(MATERIAL SHOWN begins)

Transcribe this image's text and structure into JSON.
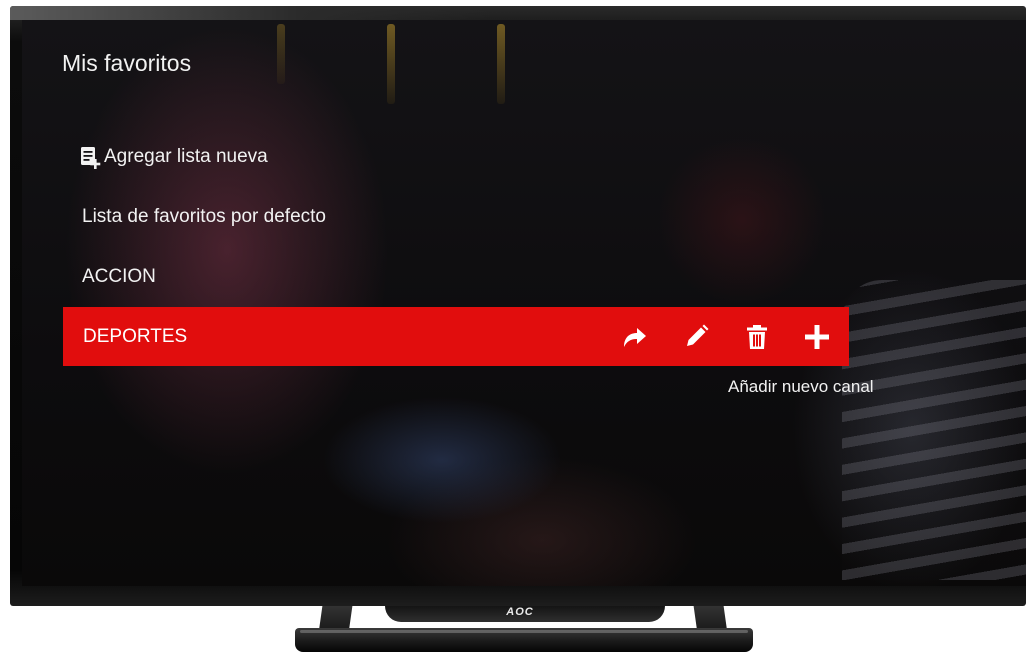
{
  "menu": {
    "title": "Mis favoritos",
    "add_list_label": "Agregar lista nueva",
    "items": [
      {
        "label": "Lista de favoritos por defecto"
      },
      {
        "label": "ACCION"
      }
    ],
    "selected": {
      "label": "DEPORTES",
      "actions": [
        "move-icon",
        "edit-icon",
        "trash-icon",
        "plus-icon"
      ]
    },
    "tooltip": "Añadir nuevo canal"
  },
  "tv": {
    "brand": "AOC"
  },
  "colors": {
    "highlight": "#e10d0d",
    "text": "#f2f2f2"
  }
}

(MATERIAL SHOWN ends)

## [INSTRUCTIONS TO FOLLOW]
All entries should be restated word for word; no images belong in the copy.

## [TASK RESULT]
Transcribe this image's text and structure into JSON.
{
  "menu": {
    "title": "Mis favoritos",
    "add_list_label": "Agregar lista nueva",
    "items": [
      {
        "label": "Lista de favoritos por defecto"
      },
      {
        "label": "ACCION"
      }
    ],
    "selected": {
      "label": "DEPORTES",
      "actions": [
        "move-icon",
        "edit-icon",
        "trash-icon",
        "plus-icon"
      ]
    },
    "tooltip": "Añadir nuevo canal"
  },
  "tv": {
    "brand": "AOC"
  },
  "colors": {
    "highlight": "#e10d0d",
    "text": "#f2f2f2"
  }
}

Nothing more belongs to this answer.